ECCO suddenly sickened. Cleaving closer and closer to the shore and KOS’s limp corpse, hard anger swelled to fill his lungs and neck. He felt himself sink under its weight. He didn’t even feel the anger firsthand–-it was cold and hard, agelessly stout. In stark relief against this anger he recalled:


This curse was not his to understand. As near as KOS was, in truth she was as alien as any being, though she poured herself out to him, wordlessly. ECCO pulled himself away from her, finding himself back among the stars.

Goodbye to the queer sea, hello again. In the cool waters ECCO knew as his home, he heard the chatter of his friends and family. His pod. Bliss, effortless and light.

But sadness and grief and hate live in every ocean, inside or out. And every sea, every heart is unfathomable and bloodless.

I’m 26 and as I get older and older it seems everything worth feeling, having, or doing is wrong or late. Wisdom flies only when the world has lain down to sleep, grief, the teacher of all, crafts her stories in the past tense. My blood, too, is Vile and unfit. I am weak and foolish, a frail bit of dust.
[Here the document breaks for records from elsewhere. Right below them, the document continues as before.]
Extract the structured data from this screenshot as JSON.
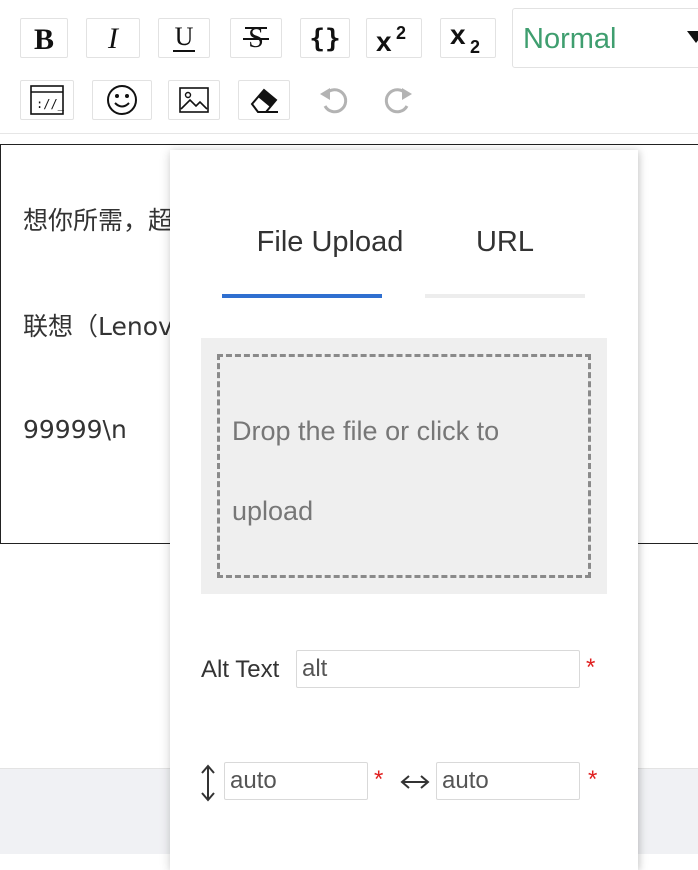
{
  "toolbar": {
    "buttons_row1": [
      {
        "name": "bold",
        "tooltip": ""
      },
      {
        "name": "italic"
      },
      {
        "name": "underline"
      },
      {
        "name": "strikethrough"
      },
      {
        "name": "code"
      },
      {
        "name": "superscript"
      },
      {
        "name": "subscript"
      }
    ],
    "format_select": {
      "value": "Normal"
    },
    "buttons_row2": [
      {
        "name": "html-source"
      },
      {
        "name": "emoji"
      },
      {
        "name": "image"
      },
      {
        "name": "clear-format"
      },
      {
        "name": "undo",
        "disabled": true
      },
      {
        "name": "redo",
        "disabled": true
      }
    ]
  },
  "editor": {
    "lines": [
      "想你所需，超你所想！精致外观，轻薄便携带，内置",
      "联想（Lenovo）ThinkPad E系列 轻薄商务",
      "99999\\n"
    ]
  },
  "image_popup": {
    "tabs": [
      {
        "label": "File Upload",
        "active": true
      },
      {
        "label": "URL",
        "active": false
      }
    ],
    "dropzone_text": "Drop the file or click to upload",
    "alt_label": "Alt Text",
    "alt_value": "alt",
    "height_value": "auto",
    "width_value": "auto",
    "required_mark": "*"
  },
  "colors": {
    "accent": "#2f6fd0",
    "select_text": "#3f9e6f",
    "required": "#e02020"
  }
}
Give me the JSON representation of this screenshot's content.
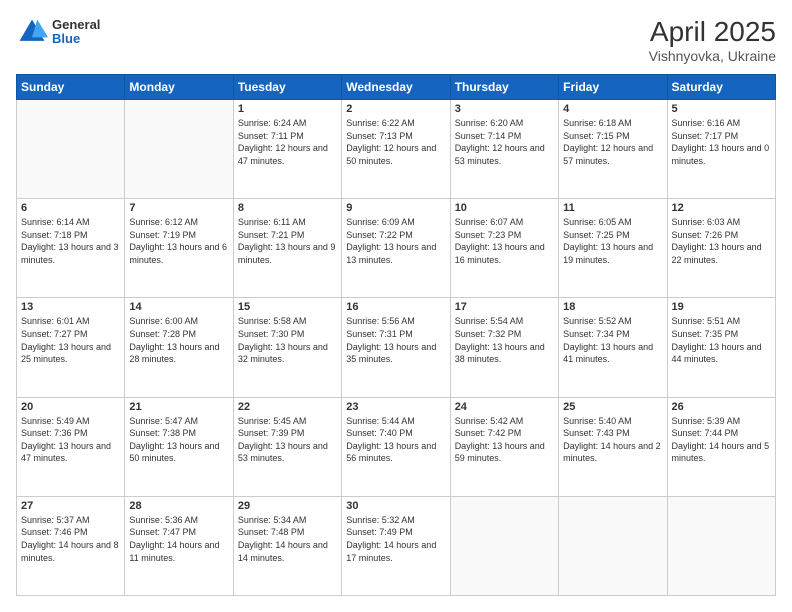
{
  "header": {
    "logo_general": "General",
    "logo_blue": "Blue",
    "title": "April 2025",
    "subtitle": "Vishnyovka, Ukraine"
  },
  "days_of_week": [
    "Sunday",
    "Monday",
    "Tuesday",
    "Wednesday",
    "Thursday",
    "Friday",
    "Saturday"
  ],
  "weeks": [
    [
      {
        "num": "",
        "sunrise": "",
        "sunset": "",
        "daylight": "",
        "empty": true
      },
      {
        "num": "",
        "sunrise": "",
        "sunset": "",
        "daylight": "",
        "empty": true
      },
      {
        "num": "1",
        "sunrise": "Sunrise: 6:24 AM",
        "sunset": "Sunset: 7:11 PM",
        "daylight": "Daylight: 12 hours and 47 minutes."
      },
      {
        "num": "2",
        "sunrise": "Sunrise: 6:22 AM",
        "sunset": "Sunset: 7:13 PM",
        "daylight": "Daylight: 12 hours and 50 minutes."
      },
      {
        "num": "3",
        "sunrise": "Sunrise: 6:20 AM",
        "sunset": "Sunset: 7:14 PM",
        "daylight": "Daylight: 12 hours and 53 minutes."
      },
      {
        "num": "4",
        "sunrise": "Sunrise: 6:18 AM",
        "sunset": "Sunset: 7:15 PM",
        "daylight": "Daylight: 12 hours and 57 minutes."
      },
      {
        "num": "5",
        "sunrise": "Sunrise: 6:16 AM",
        "sunset": "Sunset: 7:17 PM",
        "daylight": "Daylight: 13 hours and 0 minutes."
      }
    ],
    [
      {
        "num": "6",
        "sunrise": "Sunrise: 6:14 AM",
        "sunset": "Sunset: 7:18 PM",
        "daylight": "Daylight: 13 hours and 3 minutes."
      },
      {
        "num": "7",
        "sunrise": "Sunrise: 6:12 AM",
        "sunset": "Sunset: 7:19 PM",
        "daylight": "Daylight: 13 hours and 6 minutes."
      },
      {
        "num": "8",
        "sunrise": "Sunrise: 6:11 AM",
        "sunset": "Sunset: 7:21 PM",
        "daylight": "Daylight: 13 hours and 9 minutes."
      },
      {
        "num": "9",
        "sunrise": "Sunrise: 6:09 AM",
        "sunset": "Sunset: 7:22 PM",
        "daylight": "Daylight: 13 hours and 13 minutes."
      },
      {
        "num": "10",
        "sunrise": "Sunrise: 6:07 AM",
        "sunset": "Sunset: 7:23 PM",
        "daylight": "Daylight: 13 hours and 16 minutes."
      },
      {
        "num": "11",
        "sunrise": "Sunrise: 6:05 AM",
        "sunset": "Sunset: 7:25 PM",
        "daylight": "Daylight: 13 hours and 19 minutes."
      },
      {
        "num": "12",
        "sunrise": "Sunrise: 6:03 AM",
        "sunset": "Sunset: 7:26 PM",
        "daylight": "Daylight: 13 hours and 22 minutes."
      }
    ],
    [
      {
        "num": "13",
        "sunrise": "Sunrise: 6:01 AM",
        "sunset": "Sunset: 7:27 PM",
        "daylight": "Daylight: 13 hours and 25 minutes."
      },
      {
        "num": "14",
        "sunrise": "Sunrise: 6:00 AM",
        "sunset": "Sunset: 7:28 PM",
        "daylight": "Daylight: 13 hours and 28 minutes."
      },
      {
        "num": "15",
        "sunrise": "Sunrise: 5:58 AM",
        "sunset": "Sunset: 7:30 PM",
        "daylight": "Daylight: 13 hours and 32 minutes."
      },
      {
        "num": "16",
        "sunrise": "Sunrise: 5:56 AM",
        "sunset": "Sunset: 7:31 PM",
        "daylight": "Daylight: 13 hours and 35 minutes."
      },
      {
        "num": "17",
        "sunrise": "Sunrise: 5:54 AM",
        "sunset": "Sunset: 7:32 PM",
        "daylight": "Daylight: 13 hours and 38 minutes."
      },
      {
        "num": "18",
        "sunrise": "Sunrise: 5:52 AM",
        "sunset": "Sunset: 7:34 PM",
        "daylight": "Daylight: 13 hours and 41 minutes."
      },
      {
        "num": "19",
        "sunrise": "Sunrise: 5:51 AM",
        "sunset": "Sunset: 7:35 PM",
        "daylight": "Daylight: 13 hours and 44 minutes."
      }
    ],
    [
      {
        "num": "20",
        "sunrise": "Sunrise: 5:49 AM",
        "sunset": "Sunset: 7:36 PM",
        "daylight": "Daylight: 13 hours and 47 minutes."
      },
      {
        "num": "21",
        "sunrise": "Sunrise: 5:47 AM",
        "sunset": "Sunset: 7:38 PM",
        "daylight": "Daylight: 13 hours and 50 minutes."
      },
      {
        "num": "22",
        "sunrise": "Sunrise: 5:45 AM",
        "sunset": "Sunset: 7:39 PM",
        "daylight": "Daylight: 13 hours and 53 minutes."
      },
      {
        "num": "23",
        "sunrise": "Sunrise: 5:44 AM",
        "sunset": "Sunset: 7:40 PM",
        "daylight": "Daylight: 13 hours and 56 minutes."
      },
      {
        "num": "24",
        "sunrise": "Sunrise: 5:42 AM",
        "sunset": "Sunset: 7:42 PM",
        "daylight": "Daylight: 13 hours and 59 minutes."
      },
      {
        "num": "25",
        "sunrise": "Sunrise: 5:40 AM",
        "sunset": "Sunset: 7:43 PM",
        "daylight": "Daylight: 14 hours and 2 minutes."
      },
      {
        "num": "26",
        "sunrise": "Sunrise: 5:39 AM",
        "sunset": "Sunset: 7:44 PM",
        "daylight": "Daylight: 14 hours and 5 minutes."
      }
    ],
    [
      {
        "num": "27",
        "sunrise": "Sunrise: 5:37 AM",
        "sunset": "Sunset: 7:46 PM",
        "daylight": "Daylight: 14 hours and 8 minutes."
      },
      {
        "num": "28",
        "sunrise": "Sunrise: 5:36 AM",
        "sunset": "Sunset: 7:47 PM",
        "daylight": "Daylight: 14 hours and 11 minutes."
      },
      {
        "num": "29",
        "sunrise": "Sunrise: 5:34 AM",
        "sunset": "Sunset: 7:48 PM",
        "daylight": "Daylight: 14 hours and 14 minutes."
      },
      {
        "num": "30",
        "sunrise": "Sunrise: 5:32 AM",
        "sunset": "Sunset: 7:49 PM",
        "daylight": "Daylight: 14 hours and 17 minutes."
      },
      {
        "num": "",
        "sunrise": "",
        "sunset": "",
        "daylight": "",
        "empty": true
      },
      {
        "num": "",
        "sunrise": "",
        "sunset": "",
        "daylight": "",
        "empty": true
      },
      {
        "num": "",
        "sunrise": "",
        "sunset": "",
        "daylight": "",
        "empty": true
      }
    ]
  ]
}
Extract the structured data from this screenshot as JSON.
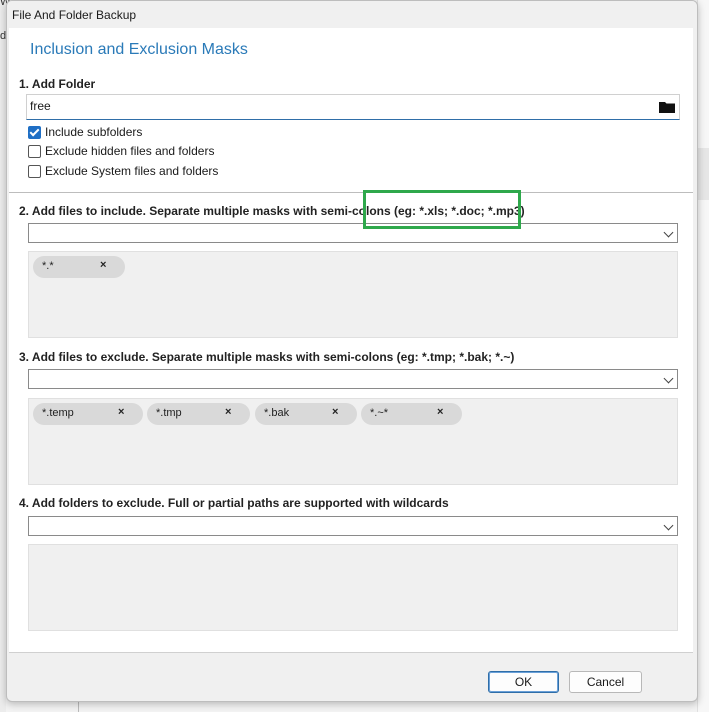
{
  "background": {
    "fragment_top": "W",
    "fragment_mid": "d"
  },
  "window": {
    "title": "File And Folder Backup"
  },
  "heading": "Inclusion and Exclusion Masks",
  "add_folder": {
    "label": "1. Add Folder",
    "value": "free",
    "icon": "folder-icon",
    "options": [
      {
        "label": "Include subfolders",
        "checked": true
      },
      {
        "label": "Exclude hidden files and folders",
        "checked": false
      },
      {
        "label": "Exclude System files and folders",
        "checked": false
      }
    ]
  },
  "include_files": {
    "label": "2. Add files to include. Separate multiple masks with semi-colons (eg: *.xls; *.doc; *.mp3)",
    "value": "",
    "tags": [
      "*.*"
    ]
  },
  "exclude_files": {
    "label": "3. Add files to exclude. Separate multiple masks with semi-colons (eg: *.tmp; *.bak; *.~)",
    "value": "",
    "tags": [
      "*.temp",
      "*.tmp",
      "*.bak",
      "*.~*"
    ]
  },
  "exclude_folders": {
    "label": "4. Add folders to exclude. Full or partial paths are supported with wildcards",
    "value": "",
    "tags": []
  },
  "tag_remove_glyph": "×",
  "buttons": {
    "ok": "OK",
    "cancel": "Cancel"
  },
  "colors": {
    "heading": "#2a7ab8",
    "highlight": "#2ea84b",
    "checkbox": "#1f6fc5"
  }
}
But it is only in such bitter and hateful motes that the Love of Creation abides strongly.

We are queer, bloodless, useless EXCEPT TO OURSELVES, which is praiseworthy above all “right” things!!!!!!

In seeing the Great Lake I know that the unfathomable sins of civilization will not stand so tall forever.


I am like a pelican of the wilderness; I am become as an owl of the waste places.

I watch, and am become like a sparrow that is alone upon the housetop.

Mine enemies taunt me all the day; they that are mad against me do curse by me.

For I have eaten ashes like bread, and mingled my drink with weeping,

Because of Thine indignation and Thy wrath; for Thou hast taken me up, and cast me away

My days are like a lengthening shadow; and I am withered like grass.

But Thou, O LORD, sittest enthroned for ever; and Thy name is unto all generations.

Psalm 102